|About 400 people participated in marches across the city that eventually reached the McNamara Federal Building and then proceeded to Grand Circus Park near Comerica Park. |
Photos courtesy of Aaron Petcoff
Chants of “Tents up! Cops out!” and “Set up the tents!” rang out from the demonstrators as police forced participants to dismantle a nearly-completed tent near the busy street, putting a stop to 'May Day' plans to permanently re-launch the settlement.
The march and rally at the park were part of a nationwide movement on May Day, aka 'International Workers Day,' that included the return of Occupy Wall Street protesters in New York City, who marched Bank of America, and other cities including Chicago and Los Angeles.
Concerns highlighted by protesters were many, with perhaps the most telling sign being one that read “War on Iran = $6 a gallon,” encompassing issues relating both to the economy and the growing anti-war movement in the U.S. Organizations involved include Southeast Michigan Jobs with Justice, the Moratorium Now! To Stop Foreclosures & Evictions, Peace Action of Michigan, local unions and more. Issues relating to immigration reform, support for education and against closing schools, and against emergency managers in Detroit were also discussed by the crowd, which came from a variety of ethnic backgrounds including African Americans, Latinos, and some Arab Americans.
“Will this camp bring about the revolution? Maybe not but we're all here discussing issues of shared power, of welfare rights; sharing these important ideas, and we're going to move forward by keeping these issues on peoples' minds,” said Occupy member Sarah Coffee over a microphone in the park.
Yusuf Barakat, a Palestinian activist who has visited the Gaza Strip in the past as part of an international aid convoy, made it out to the park rally and gave his assessment of the movement.
“It allows an expression of how the world can be shared of how life should be and how we should treat each other,” he said. “They're speaking out against a system that is structured so that money is more valuable than people, and that is a system that is not sustainable.”
|Immigration reform and education were among the issues addressed.|

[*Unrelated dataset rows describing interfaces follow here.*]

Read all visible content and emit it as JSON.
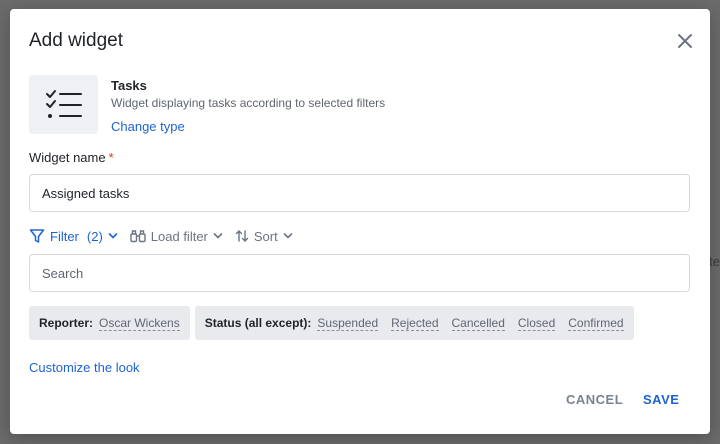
{
  "backdrop": {
    "fragment": "te"
  },
  "dialog": {
    "title": "Add widget",
    "close_icon": "close-icon",
    "widget_type": {
      "icon": "task-list-icon",
      "name": "Tasks",
      "description": "Widget displaying tasks according to selected filters",
      "change_link": "Change type"
    },
    "widget_name": {
      "label": "Widget name",
      "required_mark": "*",
      "value": "Assigned tasks"
    },
    "toolbar": {
      "filter_label": "Filter",
      "filter_count": "(2)",
      "load_filter_label": "Load filter",
      "sort_label": "Sort"
    },
    "search": {
      "placeholder": "Search"
    },
    "chips": {
      "reporter": {
        "label": "Reporter:",
        "values": [
          "Oscar Wickens"
        ]
      },
      "status": {
        "label": "Status (all except):",
        "values": [
          "Suspended",
          "Rejected",
          "Cancelled",
          "Closed",
          "Confirmed"
        ]
      }
    },
    "customize_link": "Customize the look",
    "buttons": {
      "cancel": "CANCEL",
      "save": "SAVE"
    }
  },
  "colors": {
    "accent": "#1e63d0",
    "required": "#d93025",
    "chip_bg": "#e8eaee",
    "muted": "#7b8390"
  }
}
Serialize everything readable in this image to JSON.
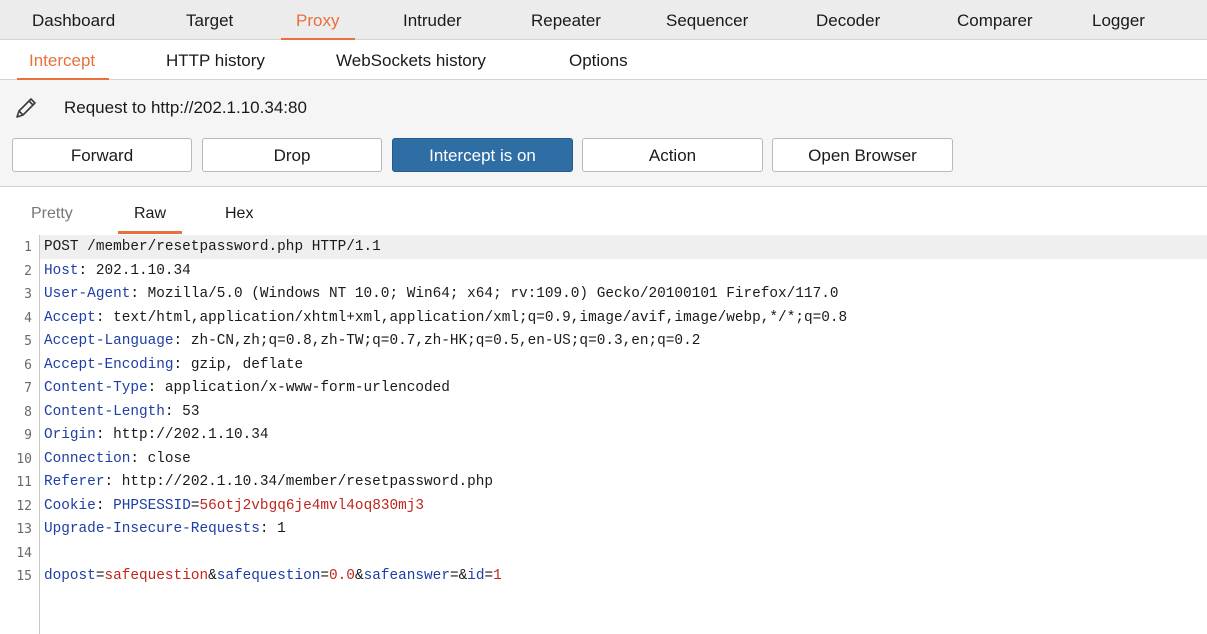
{
  "top_tabs": [
    "Dashboard",
    "Target",
    "Proxy",
    "Intruder",
    "Repeater",
    "Sequencer",
    "Decoder",
    "Comparer",
    "Logger"
  ],
  "sub_tabs": [
    "Intercept",
    "HTTP history",
    "WebSockets history",
    "Options"
  ],
  "request_label": "Request to http://202.1.10.34:80",
  "buttons": {
    "forward": "Forward",
    "drop": "Drop",
    "intercept": "Intercept is on",
    "action": "Action",
    "open_browser": "Open Browser"
  },
  "view_tabs": [
    "Pretty",
    "Raw",
    "Hex"
  ],
  "request_lines": [
    {
      "num": "1",
      "plain": "POST /member/resetpassword.php HTTP/1.1"
    },
    {
      "num": "2",
      "key": "Host",
      "value": " 202.1.10.34"
    },
    {
      "num": "3",
      "key": "User-Agent",
      "value": " Mozilla/5.0 (Windows NT 10.0; Win64; x64; rv:109.0) Gecko/20100101 Firefox/117.0"
    },
    {
      "num": "4",
      "key": "Accept",
      "value": " text/html,application/xhtml+xml,application/xml;q=0.9,image/avif,image/webp,*/*;q=0.8"
    },
    {
      "num": "5",
      "key": "Accept-Language",
      "value": " zh-CN,zh;q=0.8,zh-TW;q=0.7,zh-HK;q=0.5,en-US;q=0.3,en;q=0.2"
    },
    {
      "num": "6",
      "key": "Accept-Encoding",
      "value": " gzip, deflate"
    },
    {
      "num": "7",
      "key": "Content-Type",
      "value": " application/x-www-form-urlencoded"
    },
    {
      "num": "8",
      "key": "Content-Length",
      "value": " 53"
    },
    {
      "num": "9",
      "key": "Origin",
      "value": " http://202.1.10.34"
    },
    {
      "num": "10",
      "key": "Connection",
      "value": " close"
    },
    {
      "num": "11",
      "key": "Referer",
      "value": " http://202.1.10.34/member/resetpassword.php"
    },
    {
      "num": "12",
      "key": "Cookie",
      "cookie_name": "PHPSESSID",
      "cookie_value": "56otj2vbgq6je4mvl4oq830mj3"
    },
    {
      "num": "13",
      "key": "Upgrade-Insecure-Requests",
      "value": " 1"
    },
    {
      "num": "14"
    },
    {
      "num": "15",
      "params": [
        {
          "name": "dopost",
          "value": "safequestion"
        },
        {
          "name": "safequestion",
          "value": "0.0"
        },
        {
          "name": "safeanswer",
          "value": ""
        },
        {
          "name": "id",
          "value": "1"
        }
      ]
    }
  ],
  "colors": {
    "accent": "#e8703a",
    "primary_button": "#2f6ea5",
    "header_key": "#1e3ea3",
    "param_value": "#c0261f"
  }
}
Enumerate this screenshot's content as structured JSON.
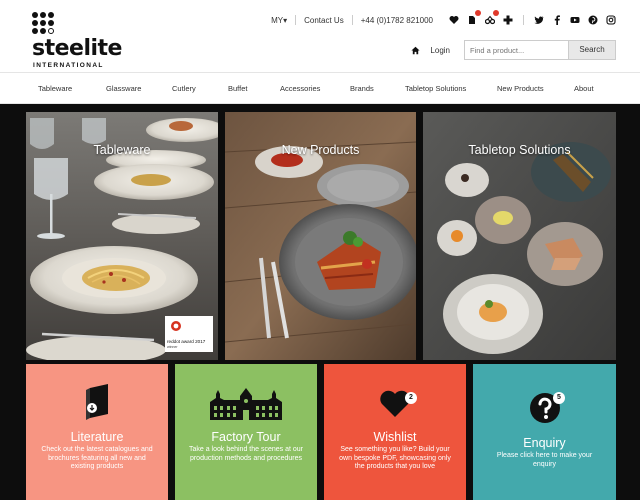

He also spoke about the Boycott, Divestment, and Sanctions movement that is growing on campuses across the country against companies providing military support to Israel, noting that many of the same big Wall Street corporations targeted by the Occupy movement also support the Israeli occupation.
Later in the evening, Occupy members continued their pursuit of setting up camp in the public Grand Circus Park, which city officials have said is only open until 10 p.m. each night due to a municipal code. Officials have continued to require a permit which Occupy members say infringes on their rights to assemble.
Despite not being able to set up tents during daylight hours, Occupy member Stephen Boyle and a couple dozen other demonstrators remained before they were forced out by police with Department of Homeland Security support according to one member. About a dozen cop cars remained until 10 p.m. along with DHS officers, who began to pull out a device from a large box that Occupy members suspected may have been a sound cannon to disperse them. They were threatened with fines and decided to leave.
“It makes you wonder why the DHS is out here worrying about the Occupy movement, do they see us as a threat?” Boyle said.
The group left and eventually ended up at Campus Martius Park across town, but police eventually found them and asked them to leave the private property.
Finally, they ended up back at Grand Circus Park where they were able to camp out until roughly 3 a.m., Boyle said.
“Our intent was to have tents on the lawn at Grand Circus Park, so we consider it a success,” he added.